[Items listed in a dataset]
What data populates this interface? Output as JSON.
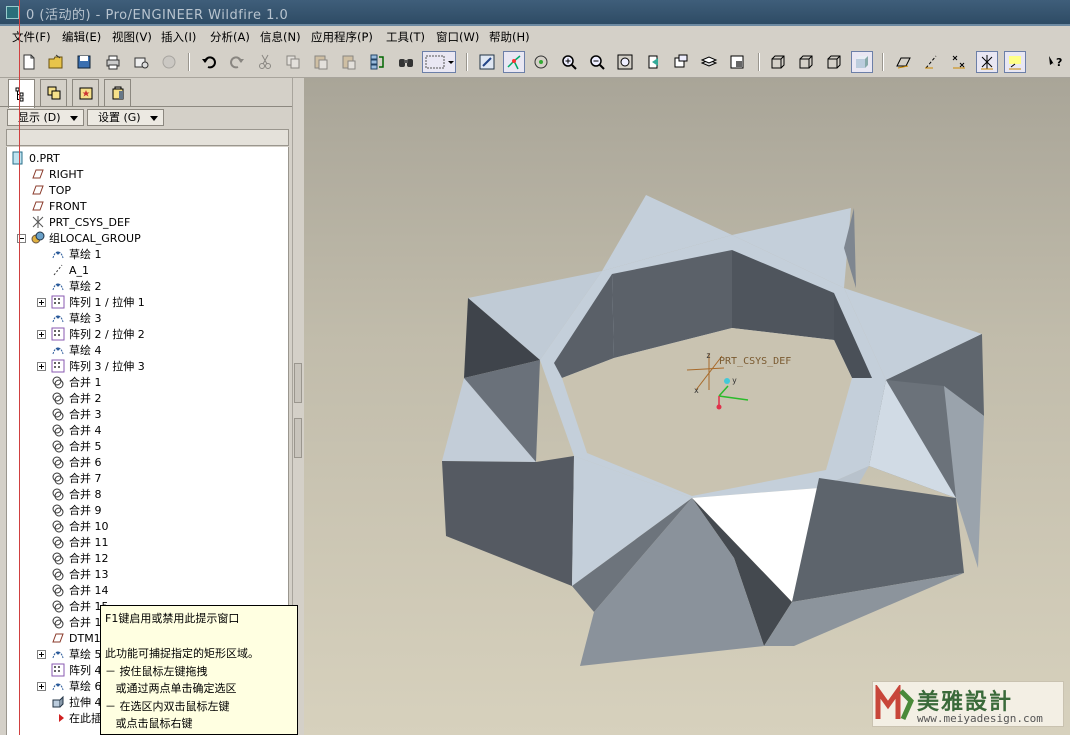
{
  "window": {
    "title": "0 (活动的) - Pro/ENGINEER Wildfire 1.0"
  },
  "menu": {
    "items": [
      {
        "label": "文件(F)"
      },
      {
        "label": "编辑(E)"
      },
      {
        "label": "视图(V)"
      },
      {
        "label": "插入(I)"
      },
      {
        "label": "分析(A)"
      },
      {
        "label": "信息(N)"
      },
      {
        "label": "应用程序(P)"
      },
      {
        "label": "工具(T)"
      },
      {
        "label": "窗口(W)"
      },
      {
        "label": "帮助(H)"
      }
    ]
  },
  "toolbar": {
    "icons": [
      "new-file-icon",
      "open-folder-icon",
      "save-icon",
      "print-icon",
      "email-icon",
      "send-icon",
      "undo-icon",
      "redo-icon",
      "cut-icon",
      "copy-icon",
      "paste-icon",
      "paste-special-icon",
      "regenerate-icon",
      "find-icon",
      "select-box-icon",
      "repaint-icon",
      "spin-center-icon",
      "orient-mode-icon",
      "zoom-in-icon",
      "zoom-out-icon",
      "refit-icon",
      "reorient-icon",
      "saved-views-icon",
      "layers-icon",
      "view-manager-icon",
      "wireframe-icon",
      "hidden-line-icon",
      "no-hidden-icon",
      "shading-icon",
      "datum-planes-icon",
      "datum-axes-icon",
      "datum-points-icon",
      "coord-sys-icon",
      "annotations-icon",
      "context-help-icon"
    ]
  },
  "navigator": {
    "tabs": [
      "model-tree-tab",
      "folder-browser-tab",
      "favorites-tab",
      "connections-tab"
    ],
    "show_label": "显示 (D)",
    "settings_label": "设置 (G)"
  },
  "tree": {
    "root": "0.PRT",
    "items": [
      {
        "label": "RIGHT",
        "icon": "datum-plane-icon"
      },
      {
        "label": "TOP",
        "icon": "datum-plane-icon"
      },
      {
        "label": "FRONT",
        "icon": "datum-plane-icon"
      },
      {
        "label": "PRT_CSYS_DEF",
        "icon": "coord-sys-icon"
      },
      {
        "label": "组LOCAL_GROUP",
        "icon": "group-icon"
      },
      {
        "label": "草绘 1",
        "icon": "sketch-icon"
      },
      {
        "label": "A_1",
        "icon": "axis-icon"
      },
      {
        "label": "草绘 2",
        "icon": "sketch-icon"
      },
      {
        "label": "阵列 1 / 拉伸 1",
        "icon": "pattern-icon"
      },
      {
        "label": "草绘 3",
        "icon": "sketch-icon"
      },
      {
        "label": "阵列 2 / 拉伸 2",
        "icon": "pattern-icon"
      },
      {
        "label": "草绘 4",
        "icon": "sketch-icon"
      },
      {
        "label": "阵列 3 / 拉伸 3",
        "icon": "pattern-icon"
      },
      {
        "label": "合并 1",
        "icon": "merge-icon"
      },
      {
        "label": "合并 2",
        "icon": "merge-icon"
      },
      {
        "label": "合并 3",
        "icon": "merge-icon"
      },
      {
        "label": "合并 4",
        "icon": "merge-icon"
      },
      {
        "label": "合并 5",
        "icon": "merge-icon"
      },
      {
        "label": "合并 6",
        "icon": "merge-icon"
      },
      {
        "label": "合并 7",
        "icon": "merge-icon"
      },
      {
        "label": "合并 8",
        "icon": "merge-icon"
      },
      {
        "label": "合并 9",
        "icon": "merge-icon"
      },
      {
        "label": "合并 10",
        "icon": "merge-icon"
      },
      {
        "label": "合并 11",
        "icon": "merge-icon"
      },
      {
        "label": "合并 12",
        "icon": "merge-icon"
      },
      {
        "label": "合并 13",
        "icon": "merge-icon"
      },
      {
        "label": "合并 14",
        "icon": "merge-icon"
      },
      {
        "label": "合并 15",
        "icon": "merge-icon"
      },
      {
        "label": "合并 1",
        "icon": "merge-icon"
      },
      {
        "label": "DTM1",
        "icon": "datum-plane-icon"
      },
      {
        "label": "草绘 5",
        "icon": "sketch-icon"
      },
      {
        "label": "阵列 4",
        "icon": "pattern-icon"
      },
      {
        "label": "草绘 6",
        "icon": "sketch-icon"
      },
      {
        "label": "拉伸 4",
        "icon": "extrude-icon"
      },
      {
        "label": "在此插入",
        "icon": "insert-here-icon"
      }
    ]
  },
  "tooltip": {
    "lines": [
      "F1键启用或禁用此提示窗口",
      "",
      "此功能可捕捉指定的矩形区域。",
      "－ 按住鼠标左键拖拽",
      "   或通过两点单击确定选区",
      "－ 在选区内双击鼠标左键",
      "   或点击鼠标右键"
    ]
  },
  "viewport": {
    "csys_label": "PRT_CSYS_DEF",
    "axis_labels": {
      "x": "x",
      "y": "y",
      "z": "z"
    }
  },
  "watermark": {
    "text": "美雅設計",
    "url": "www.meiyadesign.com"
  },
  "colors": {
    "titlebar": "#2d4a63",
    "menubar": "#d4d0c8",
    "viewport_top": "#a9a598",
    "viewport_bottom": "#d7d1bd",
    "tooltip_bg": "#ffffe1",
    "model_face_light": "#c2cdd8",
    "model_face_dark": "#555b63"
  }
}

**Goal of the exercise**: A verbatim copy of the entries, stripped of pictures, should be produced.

**Exercise response**:
What data populates this interface? Output as JSON.
{
  "window": {
    "title": "0 (活动的) - Pro/ENGINEER Wildfire 1.0"
  },
  "menu": {
    "items": [
      {
        "label": "文件(F)"
      },
      {
        "label": "编辑(E)"
      },
      {
        "label": "视图(V)"
      },
      {
        "label": "插入(I)"
      },
      {
        "label": "分析(A)"
      },
      {
        "label": "信息(N)"
      },
      {
        "label": "应用程序(P)"
      },
      {
        "label": "工具(T)"
      },
      {
        "label": "窗口(W)"
      },
      {
        "label": "帮助(H)"
      }
    ]
  },
  "toolbar": {
    "icons": [
      "new-file-icon",
      "open-folder-icon",
      "save-icon",
      "print-icon",
      "email-icon",
      "send-icon",
      "undo-icon",
      "redo-icon",
      "cut-icon",
      "copy-icon",
      "paste-icon",
      "paste-special-icon",
      "regenerate-icon",
      "find-icon",
      "select-box-icon",
      "repaint-icon",
      "spin-center-icon",
      "orient-mode-icon",
      "zoom-in-icon",
      "zoom-out-icon",
      "refit-icon",
      "reorient-icon",
      "saved-views-icon",
      "layers-icon",
      "view-manager-icon",
      "wireframe-icon",
      "hidden-line-icon",
      "no-hidden-icon",
      "shading-icon",
      "datum-planes-icon",
      "datum-axes-icon",
      "datum-points-icon",
      "coord-sys-icon",
      "annotations-icon",
      "context-help-icon"
    ]
  },
  "navigator": {
    "tabs": [
      "model-tree-tab",
      "folder-browser-tab",
      "favorites-tab",
      "connections-tab"
    ],
    "show_label": "显示 (D)",
    "settings_label": "设置 (G)"
  },
  "tree": {
    "root": "0.PRT",
    "items": [
      {
        "label": "RIGHT",
        "icon": "datum-plane-icon"
      },
      {
        "label": "TOP",
        "icon": "datum-plane-icon"
      },
      {
        "label": "FRONT",
        "icon": "datum-plane-icon"
      },
      {
        "label": "PRT_CSYS_DEF",
        "icon": "coord-sys-icon"
      },
      {
        "label": "组LOCAL_GROUP",
        "icon": "group-icon"
      },
      {
        "label": "草绘 1",
        "icon": "sketch-icon"
      },
      {
        "label": "A_1",
        "icon": "axis-icon"
      },
      {
        "label": "草绘 2",
        "icon": "sketch-icon"
      },
      {
        "label": "阵列 1 / 拉伸 1",
        "icon": "pattern-icon"
      },
      {
        "label": "草绘 3",
        "icon": "sketch-icon"
      },
      {
        "label": "阵列 2 / 拉伸 2",
        "icon": "pattern-icon"
      },
      {
        "label": "草绘 4",
        "icon": "sketch-icon"
      },
      {
        "label": "阵列 3 / 拉伸 3",
        "icon": "pattern-icon"
      },
      {
        "label": "合并 1",
        "icon": "merge-icon"
      },
      {
        "label": "合并 2",
        "icon": "merge-icon"
      },
      {
        "label": "合并 3",
        "icon": "merge-icon"
      },
      {
        "label": "合并 4",
        "icon": "merge-icon"
      },
      {
        "label": "合并 5",
        "icon": "merge-icon"
      },
      {
        "label": "合并 6",
        "icon": "merge-icon"
      },
      {
        "label": "合并 7",
        "icon": "merge-icon"
      },
      {
        "label": "合并 8",
        "icon": "merge-icon"
      },
      {
        "label": "合并 9",
        "icon": "merge-icon"
      },
      {
        "label": "合并 10",
        "icon": "merge-icon"
      },
      {
        "label": "合并 11",
        "icon": "merge-icon"
      },
      {
        "label": "合并 12",
        "icon": "merge-icon"
      },
      {
        "label": "合并 13",
        "icon": "merge-icon"
      },
      {
        "label": "合并 14",
        "icon": "merge-icon"
      },
      {
        "label": "合并 15",
        "icon": "merge-icon"
      },
      {
        "label": "合并 1",
        "icon": "merge-icon"
      },
      {
        "label": "DTM1",
        "icon": "datum-plane-icon"
      },
      {
        "label": "草绘 5",
        "icon": "sketch-icon"
      },
      {
        "label": "阵列 4",
        "icon": "pattern-icon"
      },
      {
        "label": "草绘 6",
        "icon": "sketch-icon"
      },
      {
        "label": "拉伸 4",
        "icon": "extrude-icon"
      },
      {
        "label": "在此插入",
        "icon": "insert-here-icon"
      }
    ]
  },
  "tooltip": {
    "lines": [
      "F1键启用或禁用此提示窗口",
      "",
      "此功能可捕捉指定的矩形区域。",
      "－ 按住鼠标左键拖拽",
      "   或通过两点单击确定选区",
      "－ 在选区内双击鼠标左键",
      "   或点击鼠标右键"
    ]
  },
  "viewport": {
    "csys_label": "PRT_CSYS_DEF",
    "axis_labels": {
      "x": "x",
      "y": "y",
      "z": "z"
    }
  },
  "watermark": {
    "text": "美雅設計",
    "url": "www.meiyadesign.com"
  },
  "colors": {
    "titlebar": "#2d4a63",
    "menubar": "#d4d0c8",
    "viewport_top": "#a9a598",
    "viewport_bottom": "#d7d1bd",
    "tooltip_bg": "#ffffe1",
    "model_face_light": "#c2cdd8",
    "model_face_dark": "#555b63"
  }
}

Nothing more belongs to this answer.